The festival has made it a priority to create partnerships with small businesses and other community organizations, making it a truly participatory and celebratory event – for world cinema, and for the city of Seattle itself. The 41st edition featured 450 films from 92 countries, 193 of these features, 70 documentaries, nineteen beautifully-restored archival films – some never seen in a cinema since their creation – and, 164 short films. Forty-nine of the wide-ranging selections were premieres, eighteen of these playing for the first-time in the United States.

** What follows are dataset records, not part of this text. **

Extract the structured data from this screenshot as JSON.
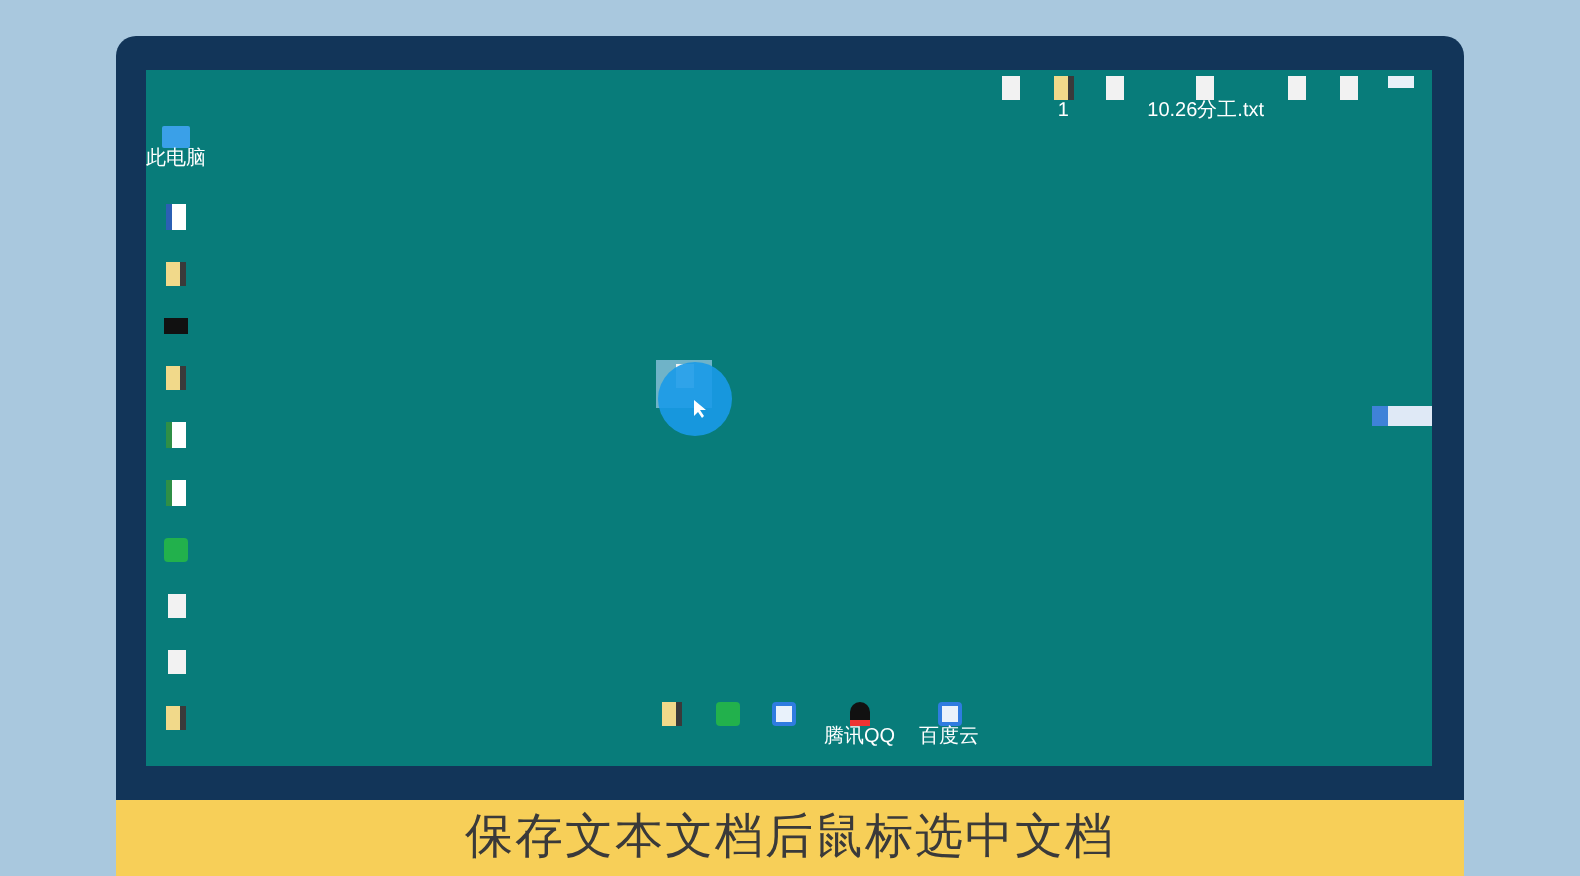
{
  "desktop": {
    "left_icons": [
      {
        "kind": "pc",
        "label": "此电脑"
      },
      {
        "kind": "doc"
      },
      {
        "kind": "folder"
      },
      {
        "kind": "video"
      },
      {
        "kind": "folder"
      },
      {
        "kind": "xls"
      },
      {
        "kind": "xls"
      },
      {
        "kind": "app"
      },
      {
        "kind": "txt"
      },
      {
        "kind": "txt"
      },
      {
        "kind": "folder"
      }
    ],
    "top_icons": [
      {
        "kind": "txt"
      },
      {
        "kind": "folder",
        "label": "1"
      },
      {
        "kind": "txt"
      },
      {
        "kind": "txt",
        "label": "10.26分工.txt"
      },
      {
        "kind": "txt"
      },
      {
        "kind": "txt"
      },
      {
        "kind": "image"
      }
    ],
    "bottom_icons": [
      {
        "kind": "folder"
      },
      {
        "kind": "app"
      },
      {
        "kind": "cloud"
      },
      {
        "kind": "qq",
        "label": "腾讯QQ"
      },
      {
        "kind": "cloud",
        "label": "百度云"
      }
    ],
    "dragged_file": {
      "kind": "txt",
      "selected": true
    }
  },
  "caption": "保存文本文档后鼠标选中文档"
}
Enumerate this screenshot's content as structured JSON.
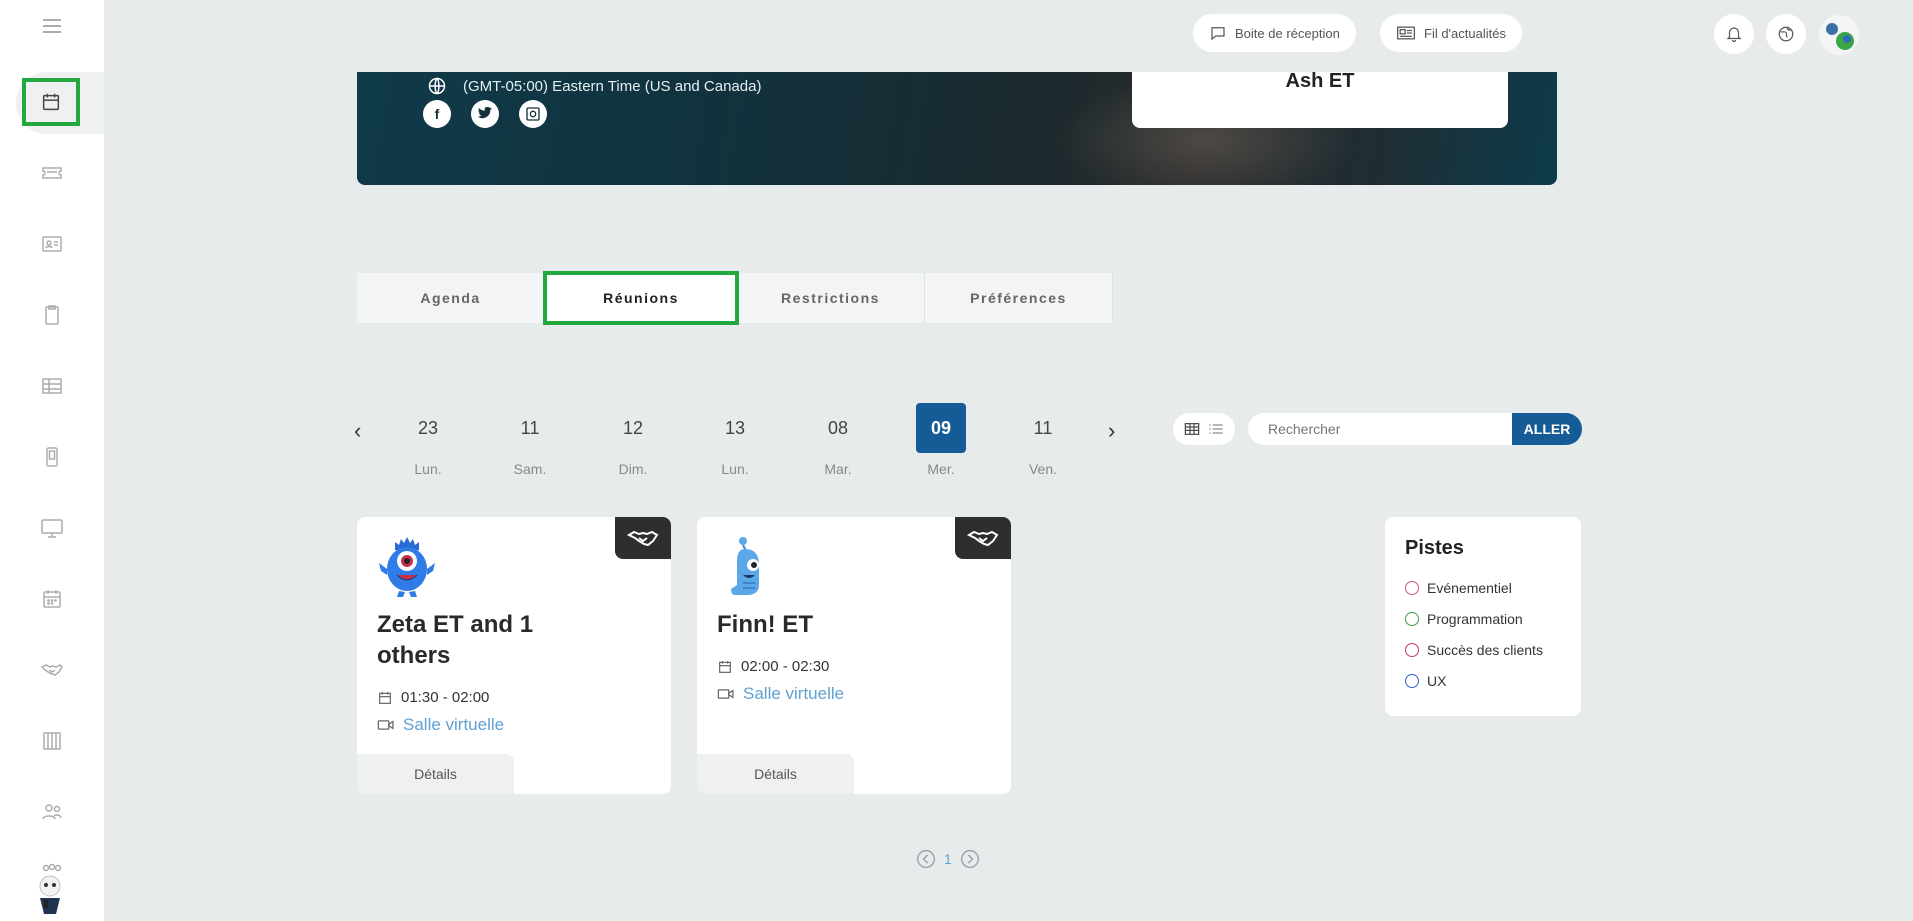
{
  "header": {
    "inbox_label": "Boite de réception",
    "feed_label": "Fil d'actualités"
  },
  "sidebar": {
    "items": [
      "menu-icon",
      "calendar-icon",
      "ticket-icon",
      "id-card-icon",
      "clipboard-icon",
      "table-icon",
      "mobile-icon",
      "monitor-icon",
      "calendar-grid-icon",
      "handshake-icon",
      "booth-icon",
      "users-icon"
    ]
  },
  "banner": {
    "timezone": "(GMT-05:00) Eastern Time (US and Canada)",
    "profile_name": "Ash ET",
    "social": [
      "facebook",
      "twitter",
      "instagram"
    ]
  },
  "tabs": [
    {
      "label": "Agenda"
    },
    {
      "label": "Réunions"
    },
    {
      "label": "Restrictions"
    },
    {
      "label": "Préférences"
    }
  ],
  "dates": [
    {
      "num": "23",
      "day": "Lun."
    },
    {
      "num": "11",
      "day": "Sam."
    },
    {
      "num": "12",
      "day": "Dim."
    },
    {
      "num": "13",
      "day": "Lun."
    },
    {
      "num": "08",
      "day": "Mar."
    },
    {
      "num": "09",
      "day": "Mer."
    },
    {
      "num": "11",
      "day": "Ven."
    }
  ],
  "selected_date_index": 5,
  "search": {
    "placeholder": "Rechercher",
    "button_label": "ALLER"
  },
  "meetings": [
    {
      "title": "Zeta ET and 1 others",
      "time": "01:30 - 02:00",
      "room": "Salle virtuelle",
      "details_label": "Détails"
    },
    {
      "title": "Finn! ET",
      "time": "02:00 - 02:30",
      "room": "Salle virtuelle",
      "details_label": "Détails"
    }
  ],
  "tracks": {
    "title": "Pistes",
    "items": [
      {
        "label": "Evénementiel",
        "color": "#d2567a"
      },
      {
        "label": "Programmation",
        "color": "#3e9c4b"
      },
      {
        "label": "Succès des clients",
        "color": "#cc3a5f"
      },
      {
        "label": "UX",
        "color": "#2f5fbf"
      }
    ]
  },
  "pagination": {
    "current_page": "1"
  },
  "colors": {
    "accent": "#155c96",
    "highlight": "#22a83c",
    "link": "#5fa1d3"
  }
}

With fifteen select programs, ranging from African Pictures to the competitive New Directors Showcase to Culinary Cinema to Films4Families, the FIPRESCI jury focused on the New American Cinema competition consisting of nine first feature premieres by emerging American filmmakers. Six of these films came out of the festival’s Catalyst program, now in its fourth year, its mandate that of taking curatorial risks for some truly adventurous programming choices. This year’s competition was challenging with a few distinctive voices to which to pay attention: a female-centric spin on the “best friends’ weekend” in Madoka Raine’s Happy 40th, a drama that explores the relationship between two Asian men as they battle the cultural norms that keep them from expressing their true selves in Ray Yeung’s Front Cover, and our FIPRESCI award recipient, a screwball comedy featuring a screen-crushing talking cat named Leonard, the star of Pablo Valencia’s Chatty Catties. (Pamela Cohn)
Seattle International Film Festival: www.siff.net